Dr. Laila Hassan is an Aesthetic Physician. She’s also a laser therapist and an anti‐aging expert for the last ten years.
Exosomes are being called the next big breakthrough for our skin and hair. Stem cells has been used by doctors for years to help treat everything from multiple sclerosis to COPD. However, when it comes to aesthetics, PRP treatments for hair restoration and skin rejuvenation haven’t been as reliable, and the results aren’t consistent, as the quality of patients’ platelets varies based on age, health, and other factors. As such, the scientists return to the lab in search of the next best thing: Meet exosomes, the next generation of stem cell therapy. Exosomes are simply messengers. They are membrane-bound vesicles—or small bubbles—that are released from stem cells and naturally attracted to areas of inflammation. They carry growth factors and other anti-inflammatory, immune-supportive, and antioxidant elements to places that need them. An exosome is essentially a message from one cell to another. There are billions of types of exosomes in our bodies, and depending on which cells secrete those exosomes, and what state those cells are in—healthy, stressed, or dying—you can get dramatically different signals. There are established ways to derive exosomes from human platelets as a resource for tissue regeneration, including for use in aesthetic applications, such as hair loss and facial wrinkles.

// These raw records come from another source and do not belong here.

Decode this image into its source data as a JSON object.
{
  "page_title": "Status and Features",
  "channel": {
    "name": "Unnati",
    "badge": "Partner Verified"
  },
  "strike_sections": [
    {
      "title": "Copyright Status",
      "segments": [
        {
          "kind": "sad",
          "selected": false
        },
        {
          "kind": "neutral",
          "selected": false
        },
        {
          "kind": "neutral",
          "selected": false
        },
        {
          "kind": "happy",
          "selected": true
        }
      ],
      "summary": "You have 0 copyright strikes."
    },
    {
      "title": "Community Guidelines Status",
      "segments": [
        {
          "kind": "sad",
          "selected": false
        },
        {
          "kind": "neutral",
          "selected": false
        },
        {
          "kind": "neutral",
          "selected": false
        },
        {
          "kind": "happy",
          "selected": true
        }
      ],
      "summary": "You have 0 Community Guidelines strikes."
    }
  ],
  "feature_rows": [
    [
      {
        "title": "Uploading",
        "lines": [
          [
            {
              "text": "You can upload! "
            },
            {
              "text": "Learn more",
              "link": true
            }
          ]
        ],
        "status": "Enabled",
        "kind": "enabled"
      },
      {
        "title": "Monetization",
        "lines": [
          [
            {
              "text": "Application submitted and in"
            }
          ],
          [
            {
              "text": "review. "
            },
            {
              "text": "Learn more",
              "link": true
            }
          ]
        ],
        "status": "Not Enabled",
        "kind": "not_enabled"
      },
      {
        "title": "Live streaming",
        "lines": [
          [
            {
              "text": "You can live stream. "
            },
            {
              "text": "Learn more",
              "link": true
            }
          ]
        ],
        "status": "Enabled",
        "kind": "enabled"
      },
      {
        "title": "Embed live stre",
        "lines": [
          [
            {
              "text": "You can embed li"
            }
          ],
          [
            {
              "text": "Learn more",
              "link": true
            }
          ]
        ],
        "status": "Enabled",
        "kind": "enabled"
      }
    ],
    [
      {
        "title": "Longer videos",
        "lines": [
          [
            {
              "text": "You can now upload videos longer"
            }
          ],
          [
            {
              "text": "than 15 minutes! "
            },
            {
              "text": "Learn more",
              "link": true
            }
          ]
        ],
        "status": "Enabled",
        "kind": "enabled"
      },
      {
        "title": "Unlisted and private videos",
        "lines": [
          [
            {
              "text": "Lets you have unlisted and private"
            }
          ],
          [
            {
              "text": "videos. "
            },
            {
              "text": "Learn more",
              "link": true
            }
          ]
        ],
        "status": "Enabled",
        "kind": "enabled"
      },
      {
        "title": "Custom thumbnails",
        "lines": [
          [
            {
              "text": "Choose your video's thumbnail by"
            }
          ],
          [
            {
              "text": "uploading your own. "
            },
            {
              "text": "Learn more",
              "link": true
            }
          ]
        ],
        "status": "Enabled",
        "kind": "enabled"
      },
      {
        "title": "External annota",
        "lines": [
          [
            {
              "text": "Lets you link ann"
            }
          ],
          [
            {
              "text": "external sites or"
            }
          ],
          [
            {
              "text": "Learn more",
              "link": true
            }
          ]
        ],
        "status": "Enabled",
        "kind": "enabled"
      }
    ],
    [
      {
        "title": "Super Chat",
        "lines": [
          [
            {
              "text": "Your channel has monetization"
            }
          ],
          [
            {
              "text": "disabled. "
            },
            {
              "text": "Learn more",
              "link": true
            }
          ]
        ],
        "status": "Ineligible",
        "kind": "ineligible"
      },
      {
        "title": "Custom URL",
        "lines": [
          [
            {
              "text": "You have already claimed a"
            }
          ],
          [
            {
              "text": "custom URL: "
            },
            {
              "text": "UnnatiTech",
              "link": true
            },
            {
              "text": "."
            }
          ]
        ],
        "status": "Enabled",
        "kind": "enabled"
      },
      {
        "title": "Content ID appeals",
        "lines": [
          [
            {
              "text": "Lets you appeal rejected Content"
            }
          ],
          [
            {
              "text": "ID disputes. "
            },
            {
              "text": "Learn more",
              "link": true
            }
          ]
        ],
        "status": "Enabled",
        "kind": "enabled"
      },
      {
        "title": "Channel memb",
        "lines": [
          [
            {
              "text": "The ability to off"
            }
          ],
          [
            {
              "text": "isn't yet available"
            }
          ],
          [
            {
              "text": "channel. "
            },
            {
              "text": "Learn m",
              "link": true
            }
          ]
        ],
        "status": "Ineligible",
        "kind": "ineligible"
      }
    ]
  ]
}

The Difference Between Exosomes & PRP
Exosomes are more potent and reliable than PRP and PRFM (platelet-rich fibrin matrix). Both PRP and PRFM help speed up the wound-healing process by creating new skin cells, collagen, and blood but they are inconsistent, dependent on the patient’s age and condition, and contain only a few key growth factors. Exosomes are 100 percent consistent and contain 10 to 100 times more growth factors than PRP and PRFM. Moreover, exosomes are immediately available and do not necessitate drawing and processing any blood from the patient. The biggest difference between PRP and exosomes is that PRP is extracted from our own platelets taken from our own blood, but exosomes come from stem cells—from sources like fat, umbilical cord, or bone marrow and now multiple new advanced technologies.
Ways Exosomes Are Being Used in Aesthetics
Exosomes may have a big role to play in skincare, as they can employ their signal molecules to stimulate cell regeneration and boost collagen production. The advantage of using exosomes in skin care over stem cells is that they have extremely low immunogenicity with high hemocompatibility, meaning anyone can benefit from them.
I n recent years, PRP and PRFM have been a go-to for treating hair loss and thinning hair in-office, but exosomes are carving their path in this category, too. As we age, the cells in our scalp and hair begin working less and less, producing thinner hair until they give up completely. We call this slowing-down process senescence, and what we want to do is basically give the cells an energy boost by injecting exosomes and signaling them to perk up a little bit and start working harder. That’s the whole idea behind both PRP and exosome regeneration
Exosomes cause more hairs to be in the growth phase than the resting phase. Exosomes also increase dermal papilla cells in the hair follicle—the area of the largest growth in the follicle. Therefore, exosomes act as ‘nuclear PRP’ because they have much better results, and are quicker than PRP or PRFM. The earlier patients address their hair loss issues, the better chance they have of improvement and slower hair loss. There are excellent results when they’re injected. Exosomes are preferred over PRP for patients who have autoimmune diseases or autoimmune hair loss because they eliminate even the theoretical risk of worsening the condition.